But take a moment to look at your list. Because I have got to tell you most of us have our list so far out of whack that no wonder we feel like frenzied f-ck ups!
If you're juicing all you can out of life but still aren't satisfied trust me I know what that feels like. And like so many people you just might be stuck on the hedonic treadmill.
Here's the jist. If you're going to find more satisfaction in life you have got to start disappointing people immediately. And sometimes the person you are disappointing is the fake, unattainable version of yourself that you've been constructing in your mind. With the highlight reels of people's lives (ahem: social media) blasting away at us 24/7 and a world that seems to speeding up resource consumption at a break-neck speed, it's not our fault that we have unrealistic expectations of ourselves. BUT it is our responsibility to recognize the trap and immediately begin to untangle ourselves.
Maybe you're asking yourself, "How do you maintain the balance pursuing your passions and maintaining a healthy body and mind, and a thriving home life?"
News flash. Balance is a myth. And doing it all is a trap.
There are seasons for all things. So if you are hoping to raise 4 kids, launch a multi-million dollar business, run a marathon, and travel the world all at the same time - it might be time to get very good at disappointing people.
Here aer some strategies, habits, and insights that you need to employ NOW if you want to move from FOMO & frenzied into YOLO & loving life.
Are you a fitness, nutrition, or mind-body wellness small business owner or solopreneur that needs help clarifying and activating your purposeful business? I help wellness-focused entrepreneurs get focused, and move into action with more abundance. I only take 5 business clients per year.
Email me if you want to grab a spot.
Body. Mind. Business.
Hi there! You found me. My name is Julia Marie Lopez. For 20 years I have studied meditation and mindful movement as my primary tools for healing.
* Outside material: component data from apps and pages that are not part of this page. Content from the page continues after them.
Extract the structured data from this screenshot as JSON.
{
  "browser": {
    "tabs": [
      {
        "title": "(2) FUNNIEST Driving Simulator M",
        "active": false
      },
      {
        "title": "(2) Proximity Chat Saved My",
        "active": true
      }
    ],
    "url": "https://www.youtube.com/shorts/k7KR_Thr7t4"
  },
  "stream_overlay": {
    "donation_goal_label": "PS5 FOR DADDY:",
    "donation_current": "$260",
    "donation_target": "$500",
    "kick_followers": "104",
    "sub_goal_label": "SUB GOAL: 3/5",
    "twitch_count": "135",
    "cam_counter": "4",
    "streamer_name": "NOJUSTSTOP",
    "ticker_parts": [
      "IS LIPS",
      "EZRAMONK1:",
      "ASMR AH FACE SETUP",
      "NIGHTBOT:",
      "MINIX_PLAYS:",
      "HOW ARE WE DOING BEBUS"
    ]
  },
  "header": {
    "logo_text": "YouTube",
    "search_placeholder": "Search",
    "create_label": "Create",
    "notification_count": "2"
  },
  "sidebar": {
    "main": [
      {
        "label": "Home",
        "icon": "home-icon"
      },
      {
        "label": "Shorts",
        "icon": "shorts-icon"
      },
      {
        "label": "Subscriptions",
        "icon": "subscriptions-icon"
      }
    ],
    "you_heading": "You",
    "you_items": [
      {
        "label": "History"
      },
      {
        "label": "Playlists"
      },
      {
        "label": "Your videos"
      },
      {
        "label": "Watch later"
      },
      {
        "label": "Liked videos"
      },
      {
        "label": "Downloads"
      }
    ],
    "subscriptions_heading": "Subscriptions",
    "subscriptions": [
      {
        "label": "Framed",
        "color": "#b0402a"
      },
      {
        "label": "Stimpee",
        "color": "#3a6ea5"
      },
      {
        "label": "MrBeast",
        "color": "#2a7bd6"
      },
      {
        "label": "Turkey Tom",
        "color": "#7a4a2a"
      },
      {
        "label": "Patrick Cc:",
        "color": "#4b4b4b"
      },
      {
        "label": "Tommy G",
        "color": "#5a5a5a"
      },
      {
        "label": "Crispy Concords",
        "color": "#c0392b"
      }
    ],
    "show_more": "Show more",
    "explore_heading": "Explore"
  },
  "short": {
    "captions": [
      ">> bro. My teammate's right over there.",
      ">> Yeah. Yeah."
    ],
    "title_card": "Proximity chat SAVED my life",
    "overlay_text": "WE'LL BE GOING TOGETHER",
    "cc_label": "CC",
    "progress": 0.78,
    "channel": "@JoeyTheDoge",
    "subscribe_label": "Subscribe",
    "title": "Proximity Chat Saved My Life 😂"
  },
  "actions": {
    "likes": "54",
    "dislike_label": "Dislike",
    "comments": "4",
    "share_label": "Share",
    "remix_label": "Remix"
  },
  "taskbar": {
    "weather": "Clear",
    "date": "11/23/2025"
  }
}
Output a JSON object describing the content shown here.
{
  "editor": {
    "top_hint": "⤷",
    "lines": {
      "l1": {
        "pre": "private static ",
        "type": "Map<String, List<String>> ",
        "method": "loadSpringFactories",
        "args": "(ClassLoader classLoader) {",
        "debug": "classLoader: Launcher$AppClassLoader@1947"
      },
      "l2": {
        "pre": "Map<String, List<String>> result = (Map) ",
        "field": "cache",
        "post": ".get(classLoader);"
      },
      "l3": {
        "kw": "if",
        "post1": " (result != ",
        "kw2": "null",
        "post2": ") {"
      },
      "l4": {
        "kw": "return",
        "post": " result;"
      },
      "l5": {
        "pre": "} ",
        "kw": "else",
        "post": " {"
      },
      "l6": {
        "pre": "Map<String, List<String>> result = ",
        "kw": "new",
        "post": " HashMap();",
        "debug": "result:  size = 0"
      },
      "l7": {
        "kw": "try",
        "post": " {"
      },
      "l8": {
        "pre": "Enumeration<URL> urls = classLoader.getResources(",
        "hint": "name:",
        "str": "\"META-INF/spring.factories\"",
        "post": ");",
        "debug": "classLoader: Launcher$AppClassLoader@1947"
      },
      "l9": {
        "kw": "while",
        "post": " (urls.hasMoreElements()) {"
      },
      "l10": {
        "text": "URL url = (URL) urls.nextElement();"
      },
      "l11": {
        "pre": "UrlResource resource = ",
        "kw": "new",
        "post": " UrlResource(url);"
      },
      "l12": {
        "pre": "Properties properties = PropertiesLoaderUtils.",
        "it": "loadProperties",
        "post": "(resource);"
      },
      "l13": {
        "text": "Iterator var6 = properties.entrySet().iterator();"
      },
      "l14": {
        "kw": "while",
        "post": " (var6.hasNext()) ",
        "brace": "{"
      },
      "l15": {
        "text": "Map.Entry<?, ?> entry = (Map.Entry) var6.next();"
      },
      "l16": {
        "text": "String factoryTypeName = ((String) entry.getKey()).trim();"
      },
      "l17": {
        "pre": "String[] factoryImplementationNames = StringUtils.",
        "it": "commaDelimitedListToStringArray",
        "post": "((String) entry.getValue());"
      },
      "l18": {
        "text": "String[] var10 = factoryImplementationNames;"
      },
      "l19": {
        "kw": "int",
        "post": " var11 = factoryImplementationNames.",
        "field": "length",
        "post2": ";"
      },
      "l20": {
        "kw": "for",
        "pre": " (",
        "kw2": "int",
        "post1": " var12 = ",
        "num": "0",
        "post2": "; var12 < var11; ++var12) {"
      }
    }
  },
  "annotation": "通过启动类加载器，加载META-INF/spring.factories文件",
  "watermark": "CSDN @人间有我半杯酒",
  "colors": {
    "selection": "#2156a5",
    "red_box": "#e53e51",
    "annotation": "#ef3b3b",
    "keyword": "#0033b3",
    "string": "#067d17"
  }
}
For the past 10 years I have worked as a wellness business owner and I am the Founder of Practice Everywhere.
Since I offer you my experience and perspective, share my writing about life, love and wellness, and offer a bit of unsolicited advice, I think you should also know that I do include affiliate links and promotions in some of blogs. If you make an action (such as sign ups, memberships, or purchases) I might earn a commission. I promise to use this income to support my love of coffee, dogs, yoga, and my family (in no particular order).💜